(Record extracts begins)
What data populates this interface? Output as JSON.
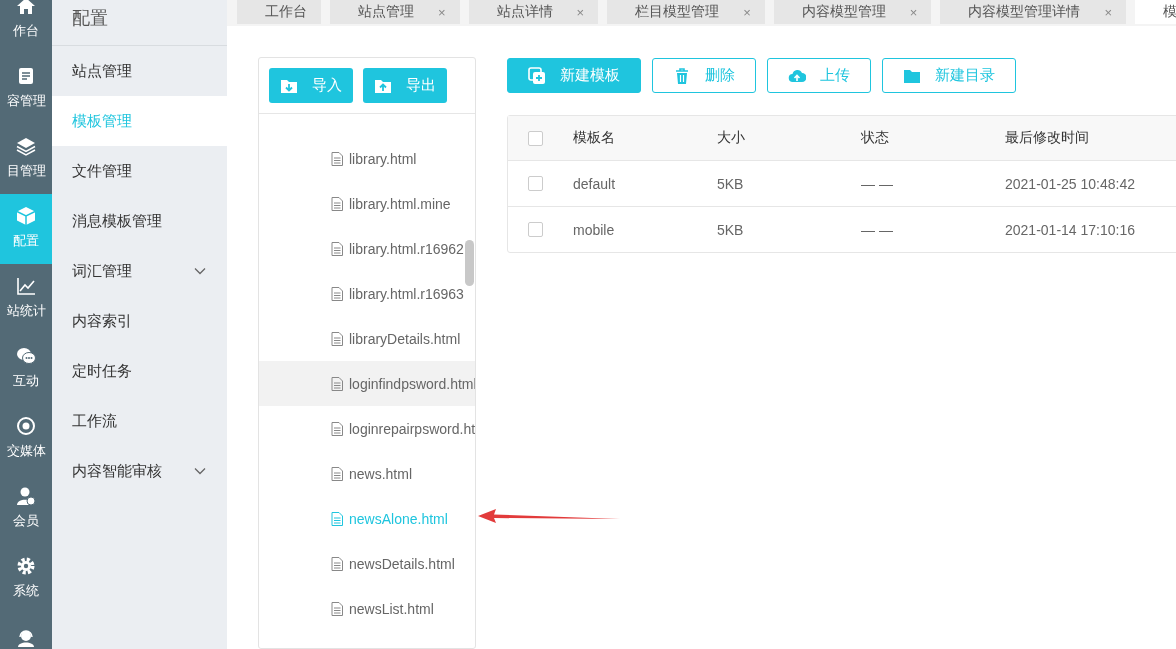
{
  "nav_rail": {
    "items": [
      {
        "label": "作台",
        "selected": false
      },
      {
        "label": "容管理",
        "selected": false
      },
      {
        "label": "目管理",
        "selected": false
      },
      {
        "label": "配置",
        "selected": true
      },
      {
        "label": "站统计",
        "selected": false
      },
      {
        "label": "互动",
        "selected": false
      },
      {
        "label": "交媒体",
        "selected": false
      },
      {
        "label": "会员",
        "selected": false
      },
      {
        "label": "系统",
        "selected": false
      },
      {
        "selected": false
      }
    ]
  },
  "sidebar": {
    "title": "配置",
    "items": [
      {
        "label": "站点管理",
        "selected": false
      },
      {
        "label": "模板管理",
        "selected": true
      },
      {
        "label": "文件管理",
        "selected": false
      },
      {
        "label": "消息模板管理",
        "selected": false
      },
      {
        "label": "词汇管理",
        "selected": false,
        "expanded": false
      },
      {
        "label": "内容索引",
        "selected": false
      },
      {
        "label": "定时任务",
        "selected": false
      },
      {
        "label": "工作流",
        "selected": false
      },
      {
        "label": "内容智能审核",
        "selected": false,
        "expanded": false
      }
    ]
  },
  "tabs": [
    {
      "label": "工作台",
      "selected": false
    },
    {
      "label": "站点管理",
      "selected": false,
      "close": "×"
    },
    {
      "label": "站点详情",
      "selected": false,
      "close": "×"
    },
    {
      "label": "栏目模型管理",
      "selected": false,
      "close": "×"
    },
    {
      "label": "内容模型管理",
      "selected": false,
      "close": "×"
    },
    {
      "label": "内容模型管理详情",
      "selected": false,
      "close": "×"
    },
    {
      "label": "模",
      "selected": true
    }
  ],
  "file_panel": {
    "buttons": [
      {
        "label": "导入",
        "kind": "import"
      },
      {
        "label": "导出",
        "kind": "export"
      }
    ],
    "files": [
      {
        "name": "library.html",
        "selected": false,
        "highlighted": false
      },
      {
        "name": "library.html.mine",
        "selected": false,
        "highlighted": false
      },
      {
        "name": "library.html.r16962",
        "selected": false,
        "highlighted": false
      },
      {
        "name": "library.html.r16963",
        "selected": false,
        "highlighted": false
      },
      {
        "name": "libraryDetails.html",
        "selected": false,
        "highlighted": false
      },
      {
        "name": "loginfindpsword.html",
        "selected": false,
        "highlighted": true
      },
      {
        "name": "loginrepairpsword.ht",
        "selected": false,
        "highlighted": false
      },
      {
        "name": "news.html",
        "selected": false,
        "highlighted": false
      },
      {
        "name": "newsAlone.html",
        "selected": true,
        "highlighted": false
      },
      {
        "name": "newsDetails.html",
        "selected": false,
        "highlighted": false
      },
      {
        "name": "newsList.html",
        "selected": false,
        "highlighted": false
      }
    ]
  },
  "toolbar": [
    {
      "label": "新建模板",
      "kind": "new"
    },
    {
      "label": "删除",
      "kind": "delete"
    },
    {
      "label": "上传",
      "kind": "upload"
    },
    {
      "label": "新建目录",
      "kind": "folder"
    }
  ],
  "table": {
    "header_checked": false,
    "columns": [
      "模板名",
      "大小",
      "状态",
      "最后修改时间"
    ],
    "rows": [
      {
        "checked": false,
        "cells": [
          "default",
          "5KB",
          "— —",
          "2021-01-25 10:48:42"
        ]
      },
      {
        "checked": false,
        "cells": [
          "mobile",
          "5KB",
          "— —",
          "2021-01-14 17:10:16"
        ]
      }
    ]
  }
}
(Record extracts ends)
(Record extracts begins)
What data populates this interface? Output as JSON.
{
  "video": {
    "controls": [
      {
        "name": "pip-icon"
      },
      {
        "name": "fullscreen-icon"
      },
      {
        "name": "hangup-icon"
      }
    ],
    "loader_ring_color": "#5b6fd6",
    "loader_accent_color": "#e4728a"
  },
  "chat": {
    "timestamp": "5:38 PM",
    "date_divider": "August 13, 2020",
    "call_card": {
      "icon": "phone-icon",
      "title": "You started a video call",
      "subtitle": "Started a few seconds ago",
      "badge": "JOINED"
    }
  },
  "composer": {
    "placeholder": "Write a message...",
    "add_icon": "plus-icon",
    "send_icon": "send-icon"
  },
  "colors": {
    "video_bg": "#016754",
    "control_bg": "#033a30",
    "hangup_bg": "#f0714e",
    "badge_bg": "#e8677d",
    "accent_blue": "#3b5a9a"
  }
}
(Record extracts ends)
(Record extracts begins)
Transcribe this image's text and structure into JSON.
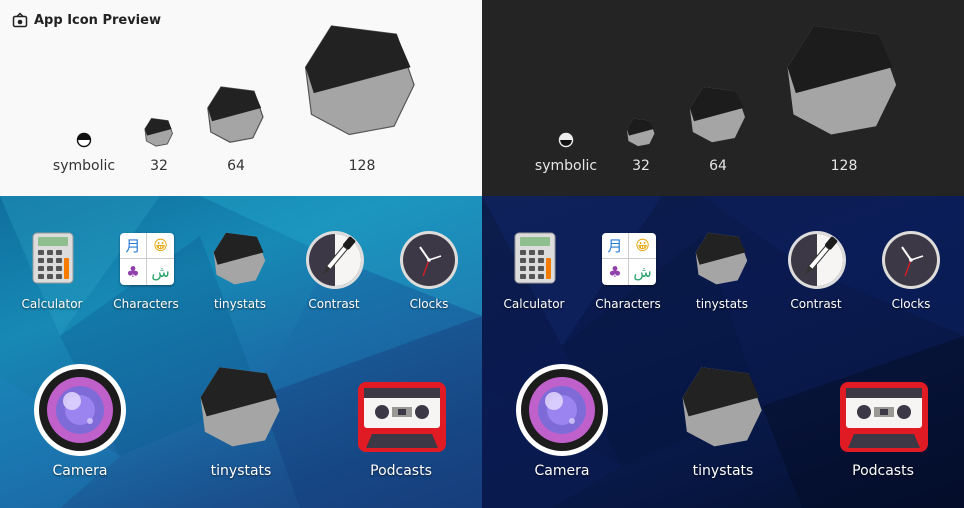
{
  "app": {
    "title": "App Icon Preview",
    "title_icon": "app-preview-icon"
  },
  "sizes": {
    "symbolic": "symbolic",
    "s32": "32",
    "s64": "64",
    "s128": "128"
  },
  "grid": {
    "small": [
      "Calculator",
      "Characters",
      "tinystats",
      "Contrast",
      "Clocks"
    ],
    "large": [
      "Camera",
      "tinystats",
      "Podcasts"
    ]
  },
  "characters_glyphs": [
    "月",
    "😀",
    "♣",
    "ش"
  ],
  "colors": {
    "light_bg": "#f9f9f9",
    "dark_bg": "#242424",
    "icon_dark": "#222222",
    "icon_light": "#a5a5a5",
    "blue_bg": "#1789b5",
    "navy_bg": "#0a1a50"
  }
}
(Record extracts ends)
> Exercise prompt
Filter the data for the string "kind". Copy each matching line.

> Output below
        "kind": "import"
        "kind": "export"
      "kind": "new"
      "kind": "delete"
      "kind": "upload"
      "kind": "folder"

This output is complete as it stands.